INPUT DATA:
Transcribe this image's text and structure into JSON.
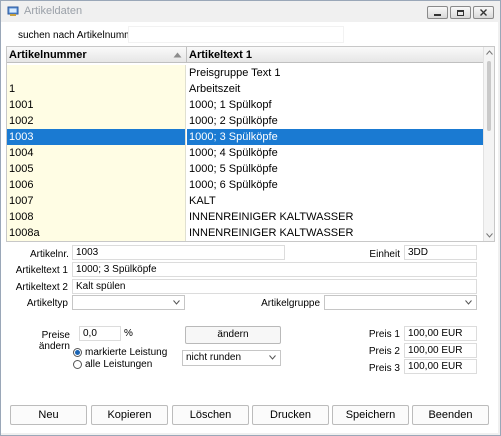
{
  "window": {
    "title": "Artikeldaten",
    "controls": [
      "minimize",
      "restore",
      "close"
    ]
  },
  "search": {
    "label": "suchen nach Artikelnummer",
    "value": ""
  },
  "table": {
    "columns": [
      "Artikelnummer",
      "Artikeltext 1"
    ],
    "sort_column": "Artikelnummer",
    "selected_index": 4,
    "rows": [
      {
        "nr": "",
        "text": "Preisgruppe Text 1"
      },
      {
        "nr": "1",
        "text": "Arbeitszeit"
      },
      {
        "nr": "1001",
        "text": "1000; 1 Spülkopf"
      },
      {
        "nr": "1002",
        "text": "1000; 2 Spülköpfe"
      },
      {
        "nr": "1003",
        "text": "1000; 3 Spülköpfe"
      },
      {
        "nr": "1004",
        "text": "1000; 4 Spülköpfe"
      },
      {
        "nr": "1005",
        "text": "1000; 5 Spülköpfe"
      },
      {
        "nr": "1006",
        "text": "1000; 6 Spülköpfe"
      },
      {
        "nr": "1007",
        "text": "KALT"
      },
      {
        "nr": "1008",
        "text": "INNENREINIGER KALTWASSER"
      },
      {
        "nr": "1008a",
        "text": "INNENREINIGER KALTWASSER"
      }
    ]
  },
  "form": {
    "artikelnr_label": "Artikelnr.",
    "artikelnr_value": "1003",
    "einheit_label": "Einheit",
    "einheit_value": "3DD",
    "text1_label": "Artikeltext 1",
    "text1_value": "1000; 3 Spülköpfe",
    "text2_label": "Artikeltext 2",
    "text2_value": "Kalt spülen",
    "typ_label": "Artikeltyp",
    "typ_value": "",
    "gruppe_label": "Artikelgruppe",
    "gruppe_value": ""
  },
  "prices": {
    "aendern_label": "Preise ändern",
    "aendern_value": "0,0",
    "percent": "%",
    "aendern_button": "ändern",
    "radio_marked": "markierte Leistung",
    "radio_all": "alle Leistungen",
    "radio_selected": "markierte Leistung",
    "rounding_value": "nicht runden",
    "preis1_label": "Preis 1",
    "preis1_value": "100,00 EUR",
    "preis2_label": "Preis 2",
    "preis2_value": "100,00 EUR",
    "preis3_label": "Preis 3",
    "preis3_value": "100,00 EUR"
  },
  "buttons": {
    "neu": "Neu",
    "kopieren": "Kopieren",
    "loeschen": "Löschen",
    "drucken": "Drucken",
    "speichern": "Speichern",
    "beenden": "Beenden"
  },
  "colors": {
    "selection": "#1a7ad2",
    "key_column_bg": "#fffde4"
  }
}
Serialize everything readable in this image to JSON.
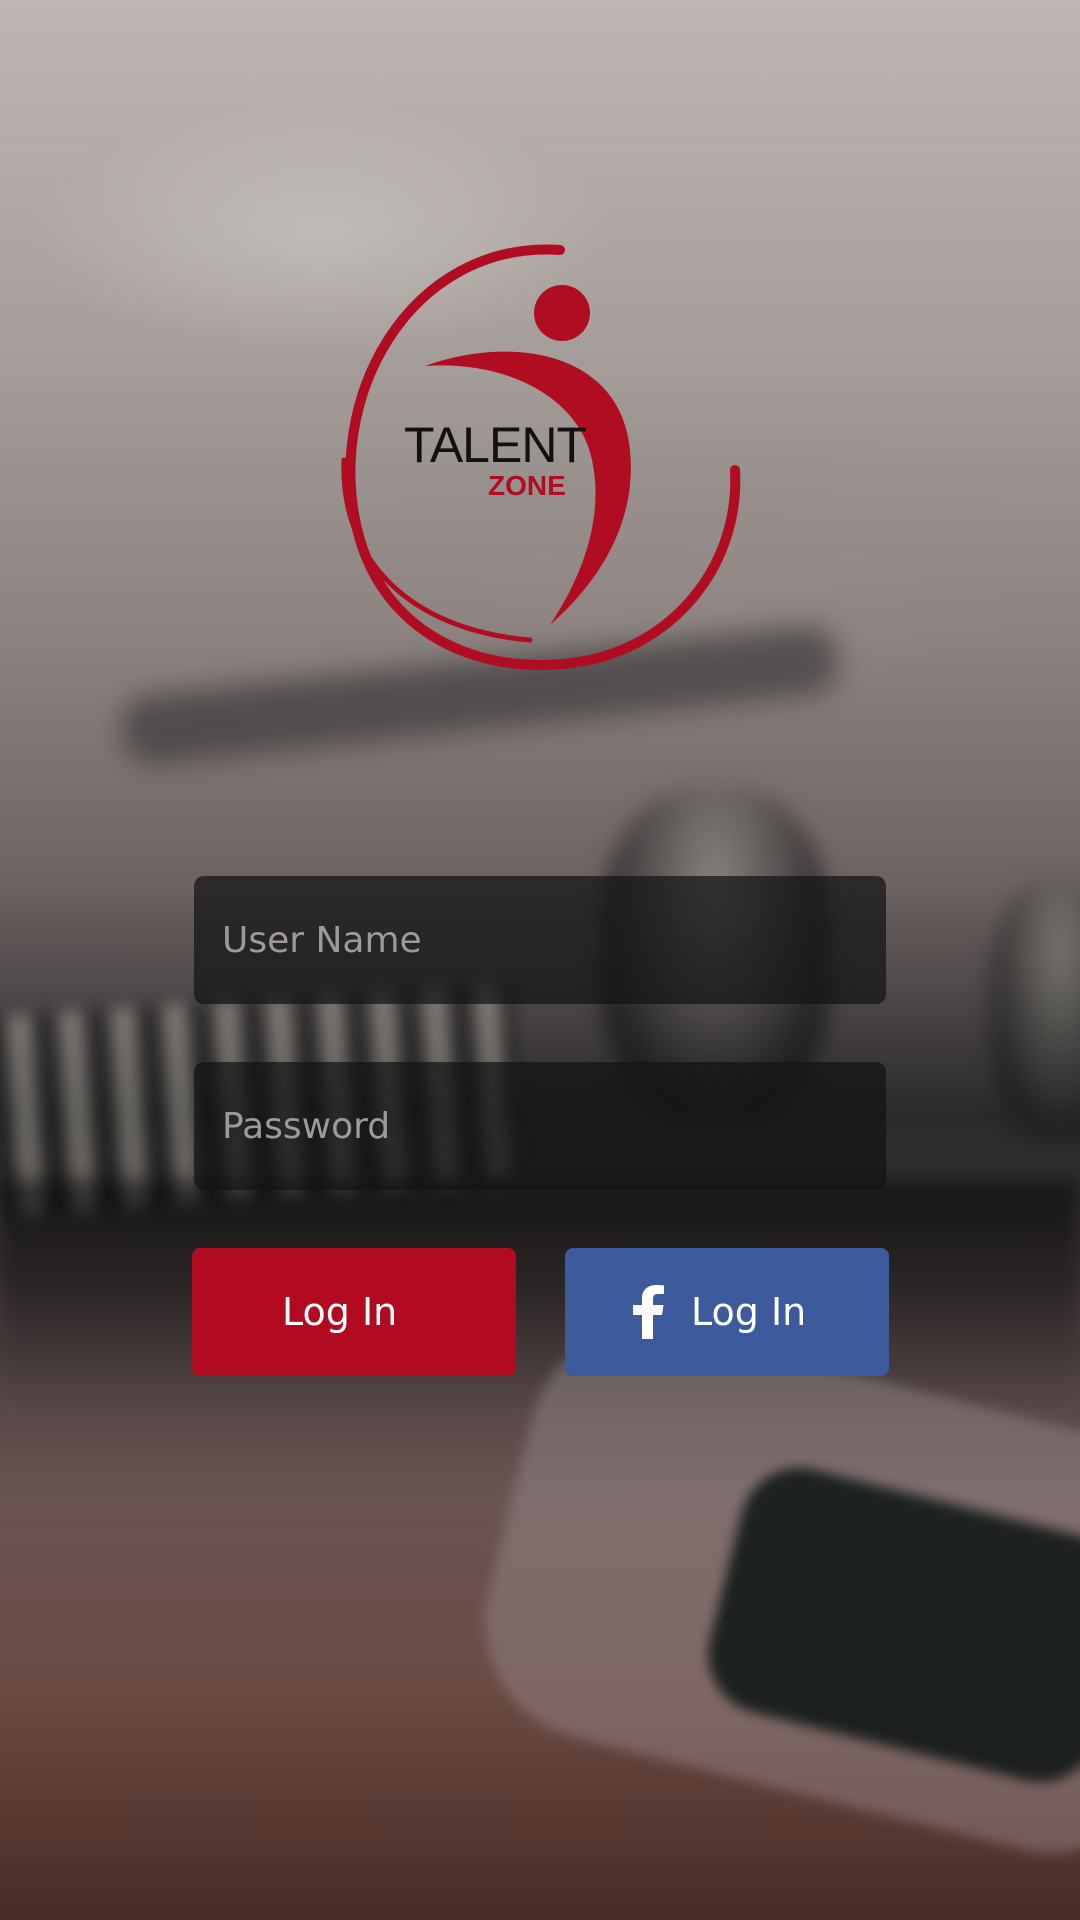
{
  "brand": {
    "name_line1": "TALENT",
    "name_line2": "ZONE",
    "accent_color": "#b00d22"
  },
  "form": {
    "username_placeholder": "User Name",
    "username_value": "",
    "password_placeholder": "Password",
    "password_value": ""
  },
  "buttons": {
    "login_label": "Log In",
    "facebook_login_label": "Log In",
    "login_color": "#b10a21",
    "facebook_color": "#3c5a9c",
    "facebook_icon": "facebook-icon"
  }
}
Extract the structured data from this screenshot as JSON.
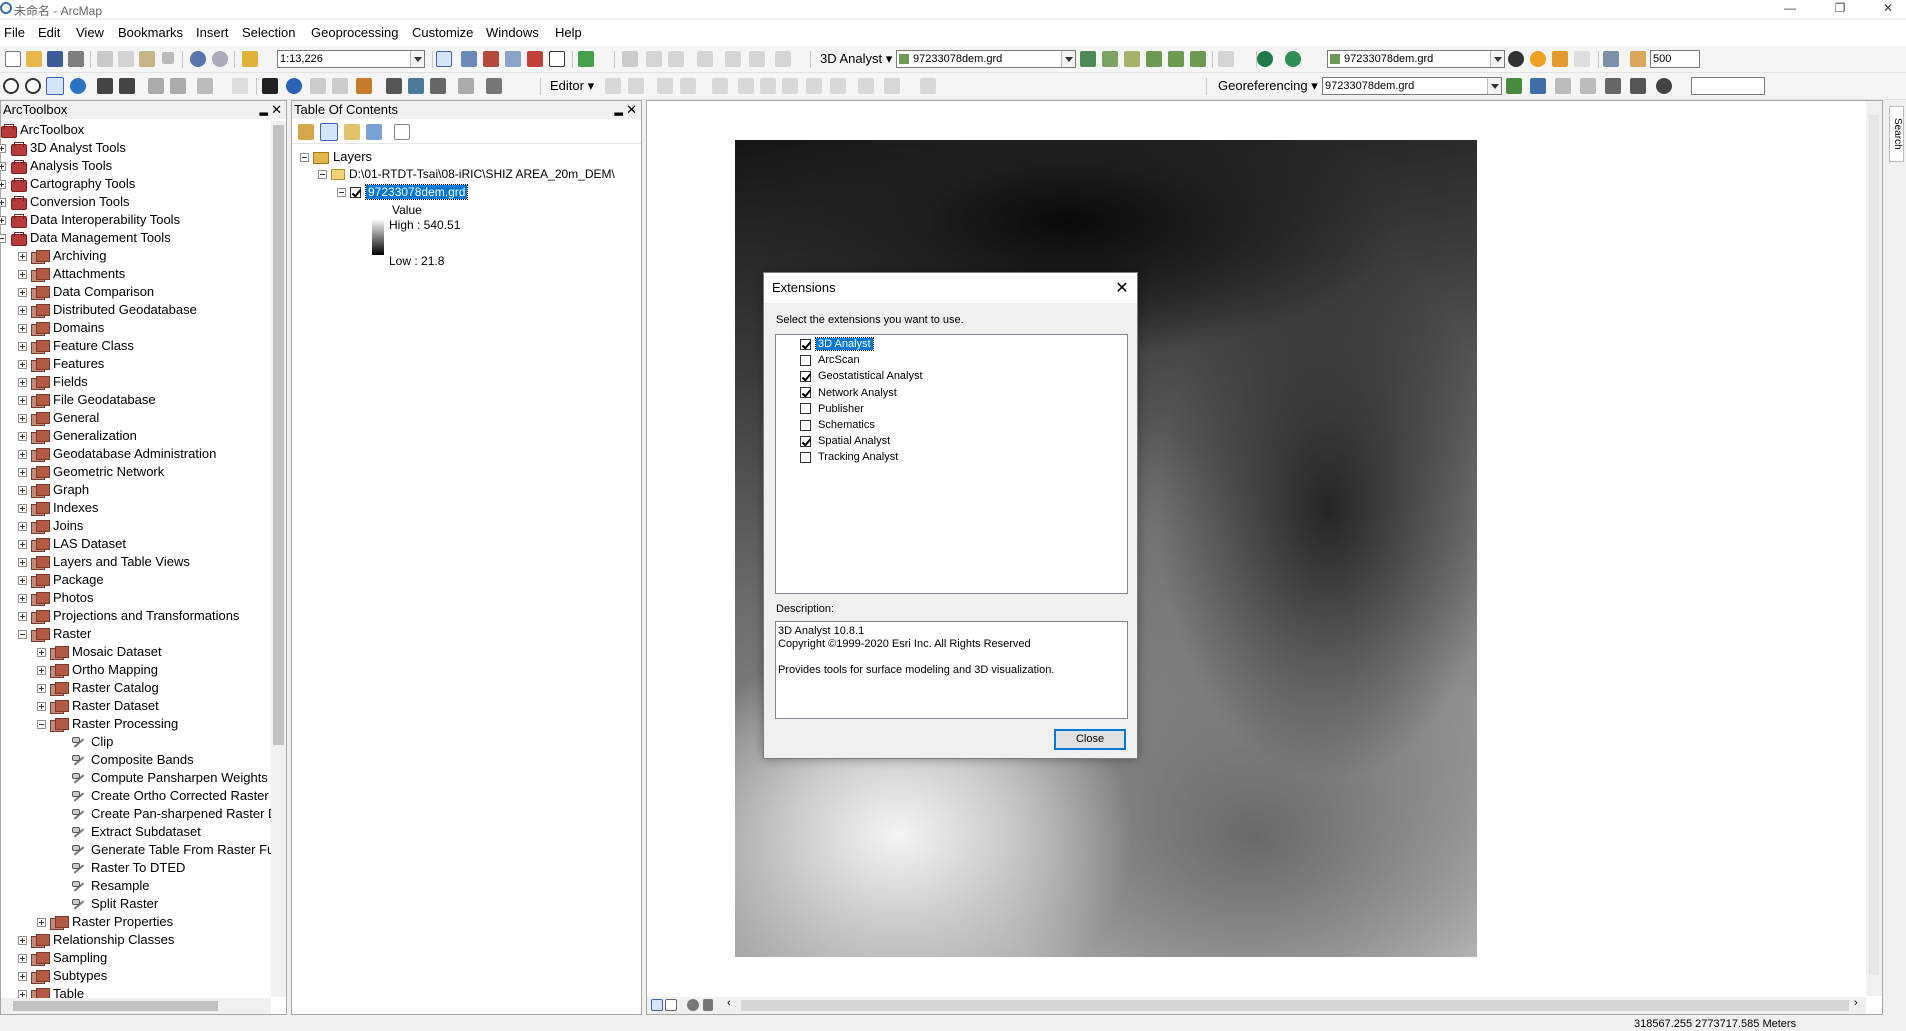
{
  "window": {
    "title": "未命名 - ArcMap",
    "controls": [
      "—",
      "❐",
      "✕"
    ]
  },
  "menu": [
    "File",
    "Edit",
    "View",
    "Bookmarks",
    "Insert",
    "Selection",
    "Geoprocessing",
    "Customize",
    "Windows",
    "Help"
  ],
  "toolbar": {
    "scale": "1:13,226",
    "analyst_label": "3D Analyst",
    "analyst_layer": "97233078dem.grd",
    "spatial_layer": "97233078dem.grd",
    "resolution": "500",
    "editor_label": "Editor",
    "georef_label": "Georeferencing",
    "georef_layer": "97233078dem.grd"
  },
  "toolbox": {
    "title": "ArcToolbox",
    "root": "ArcToolbox",
    "top_items": [
      "3D Analyst Tools",
      "Analysis Tools",
      "Cartography Tools",
      "Conversion Tools",
      "Data Interoperability Tools",
      "Data Management Tools"
    ],
    "dm_items_before_raster": [
      "Archiving",
      "Attachments",
      "Data Comparison",
      "Distributed Geodatabase",
      "Domains",
      "Feature Class",
      "Features",
      "Fields",
      "File Geodatabase",
      "General",
      "Generalization",
      "Geodatabase Administration",
      "Geometric Network",
      "Graph",
      "Indexes",
      "Joins",
      "LAS Dataset",
      "Layers and Table Views",
      "Package",
      "Photos",
      "Projections and Transformations"
    ],
    "raster": "Raster",
    "raster_items": [
      "Mosaic Dataset",
      "Ortho Mapping",
      "Raster Catalog",
      "Raster Dataset"
    ],
    "raster_processing": "Raster Processing",
    "rp_tools": [
      "Clip",
      "Composite Bands",
      "Compute Pansharpen Weights",
      "Create Ortho Corrected Raster I",
      "Create Pan-sharpened Raster D",
      "Extract Subdataset",
      "Generate Table From Raster Fu",
      "Raster To DTED",
      "Resample",
      "Split Raster"
    ],
    "raster_after": [
      "Raster Properties"
    ],
    "dm_items_after": [
      "Relationship Classes",
      "Sampling",
      "Subtypes",
      "Table"
    ]
  },
  "toc": {
    "title": "Table Of Contents",
    "layers": "Layers",
    "folder": "D:\\01-RTDT-Tsai\\08-iRIC\\SHIZ AREA_20m_DEM\\",
    "layer_name": "97233078dem.grd",
    "value_label": "Value",
    "high": "High : 540.51",
    "low": "Low : 21.8"
  },
  "dialog": {
    "title": "Extensions",
    "prompt": "Select the extensions you want to use.",
    "extensions": [
      {
        "name": "3D Analyst",
        "checked": true,
        "selected": true
      },
      {
        "name": "ArcScan",
        "checked": false,
        "selected": false
      },
      {
        "name": "Geostatistical Analyst",
        "checked": true,
        "selected": false
      },
      {
        "name": "Network Analyst",
        "checked": true,
        "selected": false
      },
      {
        "name": "Publisher",
        "checked": false,
        "selected": false
      },
      {
        "name": "Schematics",
        "checked": false,
        "selected": false
      },
      {
        "name": "Spatial Analyst",
        "checked": true,
        "selected": false
      },
      {
        "name": "Tracking Analyst",
        "checked": false,
        "selected": false
      }
    ],
    "desc_label": "Description:",
    "desc_lines": [
      "3D Analyst 10.8.1",
      "Copyright ©1999-2020 Esri Inc. All Rights Reserved",
      "",
      "Provides tools for surface modeling and 3D visualization."
    ],
    "close": "Close"
  },
  "search_tab": "Search",
  "status": {
    "coords": "318567.255  2773717.585 Meters"
  }
}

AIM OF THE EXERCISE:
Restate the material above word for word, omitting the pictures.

ANSWER FOR THIS EXERCISE:
Transcribe this image's text and structure into JSON.
{
  "window": {
    "title": "Artikeldaten",
    "controls": [
      "minimize",
      "restore",
      "close"
    ]
  },
  "search": {
    "label": "suchen nach Artikelnummer",
    "value": ""
  },
  "table": {
    "columns": [
      "Artikelnummer",
      "Artikeltext 1"
    ],
    "sort_column": "Artikelnummer",
    "selected_index": 4,
    "rows": [
      {
        "nr": "",
        "text": "Preisgruppe Text 1"
      },
      {
        "nr": "1",
        "text": "Arbeitszeit"
      },
      {
        "nr": "1001",
        "text": "1000; 1 Spülkopf"
      },
      {
        "nr": "1002",
        "text": "1000; 2 Spülköpfe"
      },
      {
        "nr": "1003",
        "text": "1000; 3 Spülköpfe"
      },
      {
        "nr": "1004",
        "text": "1000; 4 Spülköpfe"
      },
      {
        "nr": "1005",
        "text": "1000; 5 Spülköpfe"
      },
      {
        "nr": "1006",
        "text": "1000; 6 Spülköpfe"
      },
      {
        "nr": "1007",
        "text": "KALT"
      },
      {
        "nr": "1008",
        "text": "INNENREINIGER KALTWASSER"
      },
      {
        "nr": "1008a",
        "text": "INNENREINIGER KALTWASSER"
      }
    ]
  },
  "form": {
    "artikelnr_label": "Artikelnr.",
    "artikelnr_value": "1003",
    "einheit_label": "Einheit",
    "einheit_value": "3DD",
    "text1_label": "Artikeltext 1",
    "text1_value": "1000; 3 Spülköpfe",
    "text2_label": "Artikeltext 2",
    "text2_value": "Kalt spülen",
    "typ_label": "Artikeltyp",
    "typ_value": "",
    "gruppe_label": "Artikelgruppe",
    "gruppe_value": ""
  },
  "prices": {
    "aendern_label": "Preise ändern",
    "aendern_value": "0,0",
    "percent": "%",
    "aendern_button": "ändern",
    "radio_marked": "markierte Leistung",
    "radio_all": "alle Leistungen",
    "radio_selected": "markierte Leistung",
    "rounding_value": "nicht runden",
    "preis1_label": "Preis 1",
    "preis1_value": "100,00 EUR",
    "preis2_label": "Preis 2",
    "preis2_value": "100,00 EUR",
    "preis3_label": "Preis 3",
    "preis3_value": "100,00 EUR"
  },
  "buttons": {
    "neu": "Neu",
    "kopieren": "Kopieren",
    "loeschen": "Löschen",
    "drucken": "Drucken",
    "speichern": "Speichern",
    "beenden": "Beenden"
  },
  "colors": {
    "selection": "#1a7ad2",
    "key_column_bg": "#fffde4"
  }
}
Serialize everything readable in this image to JSON.
{
  "brand": {
    "name_line1": "TALENT",
    "name_line2": "ZONE",
    "accent_color": "#b00d22"
  },
  "form": {
    "username_placeholder": "User Name",
    "username_value": "",
    "password_placeholder": "Password",
    "password_value": ""
  },
  "buttons": {
    "login_label": "Log In",
    "facebook_login_label": "Log In",
    "login_color": "#b10a21",
    "facebook_color": "#3c5a9c",
    "facebook_icon": "facebook-icon"
  }
}
Extract the structured data from this screenshot as JSON.
{
  "window": {
    "title": "未命名 - ArcMap",
    "controls": [
      "—",
      "❐",
      "✕"
    ]
  },
  "menu": [
    "File",
    "Edit",
    "View",
    "Bookmarks",
    "Insert",
    "Selection",
    "Geoprocessing",
    "Customize",
    "Windows",
    "Help"
  ],
  "toolbar": {
    "scale": "1:13,226",
    "analyst_label": "3D Analyst",
    "analyst_layer": "97233078dem.grd",
    "spatial_layer": "97233078dem.grd",
    "resolution": "500",
    "editor_label": "Editor",
    "georef_label": "Georeferencing",
    "georef_layer": "97233078dem.grd"
  },
  "toolbox": {
    "title": "ArcToolbox",
    "root": "ArcToolbox",
    "top_items": [
      "3D Analyst Tools",
      "Analysis Tools",
      "Cartography Tools",
      "Conversion Tools",
      "Data Interoperability Tools",
      "Data Management Tools"
    ],
    "dm_items_before_raster": [
      "Archiving",
      "Attachments",
      "Data Comparison",
      "Distributed Geodatabase",
      "Domains",
      "Feature Class",
      "Features",
      "Fields",
      "File Geodatabase",
      "General",
      "Generalization",
      "Geodatabase Administration",
      "Geometric Network",
      "Graph",
      "Indexes",
      "Joins",
      "LAS Dataset",
      "Layers and Table Views",
      "Package",
      "Photos",
      "Projections and Transformations"
    ],
    "raster": "Raster",
    "raster_items": [
      "Mosaic Dataset",
      "Ortho Mapping",
      "Raster Catalog",
      "Raster Dataset"
    ],
    "raster_processing": "Raster Processing",
    "rp_tools": [
      "Clip",
      "Composite Bands",
      "Compute Pansharpen Weights",
      "Create Ortho Corrected Raster I",
      "Create Pan-sharpened Raster D",
      "Extract Subdataset",
      "Generate Table From Raster Fu",
      "Raster To DTED",
      "Resample",
      "Split Raster"
    ],
    "raster_after": [
      "Raster Properties"
    ],
    "dm_items_after": [
      "Relationship Classes",
      "Sampling",
      "Subtypes",
      "Table"
    ]
  },
  "toc": {
    "title": "Table Of Contents",
    "layers": "Layers",
    "folder": "D:\\01-RTDT-Tsai\\08-iRIC\\SHIZ AREA_20m_DEM\\",
    "layer_name": "97233078dem.grd",
    "value_label": "Value",
    "high": "High : 540.51",
    "low": "Low : 21.8"
  },
  "dialog": {
    "title": "Extensions",
    "prompt": "Select the extensions you want to use.",
    "extensions": [
      {
        "name": "3D Analyst",
        "checked": true,
        "selected": true
      },
      {
        "name": "ArcScan",
        "checked": false,
        "selected": false
      },
      {
        "name": "Geostatistical Analyst",
        "checked": true,
        "selected": false
      },
      {
        "name": "Network Analyst",
        "checked": true,
        "selected": false
      },
      {
        "name": "Publisher",
        "checked": false,
        "selected": false
      },
      {
        "name": "Schematics",
        "checked": false,
        "selected": false
      },
      {
        "name": "Spatial Analyst",
        "checked": true,
        "selected": false
      },
      {
        "name": "Tracking Analyst",
        "checked": false,
        "selected": false
      }
    ],
    "desc_label": "Description:",
    "desc_lines": [
      "3D Analyst 10.8.1",
      "Copyright ©1999-2020 Esri Inc. All Rights Reserved",
      "",
      "Provides tools for surface modeling and 3D visualization."
    ],
    "close": "Close"
  },
  "search_tab": "Search",
  "status": {
    "coords": "318567.255  2773717.585 Meters"
  }
}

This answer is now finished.